[Data extract Boundary: Start]
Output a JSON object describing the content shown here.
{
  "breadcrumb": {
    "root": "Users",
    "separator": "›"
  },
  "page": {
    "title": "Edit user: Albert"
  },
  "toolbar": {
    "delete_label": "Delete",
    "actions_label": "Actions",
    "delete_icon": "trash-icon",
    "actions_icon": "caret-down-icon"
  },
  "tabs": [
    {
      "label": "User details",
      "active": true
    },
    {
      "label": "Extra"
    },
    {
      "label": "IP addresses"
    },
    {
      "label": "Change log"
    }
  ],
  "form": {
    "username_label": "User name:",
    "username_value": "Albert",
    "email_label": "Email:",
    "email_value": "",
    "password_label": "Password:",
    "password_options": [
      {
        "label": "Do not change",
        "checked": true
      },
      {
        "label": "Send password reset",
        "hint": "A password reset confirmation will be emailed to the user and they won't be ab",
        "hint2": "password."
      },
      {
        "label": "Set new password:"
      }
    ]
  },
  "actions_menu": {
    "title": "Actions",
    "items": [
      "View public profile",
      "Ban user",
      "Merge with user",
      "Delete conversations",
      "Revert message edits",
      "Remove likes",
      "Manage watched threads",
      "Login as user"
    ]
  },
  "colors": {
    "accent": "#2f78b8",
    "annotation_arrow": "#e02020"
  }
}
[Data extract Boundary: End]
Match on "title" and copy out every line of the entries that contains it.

    "title": "Edit user: Albert"
    "title": "Actions",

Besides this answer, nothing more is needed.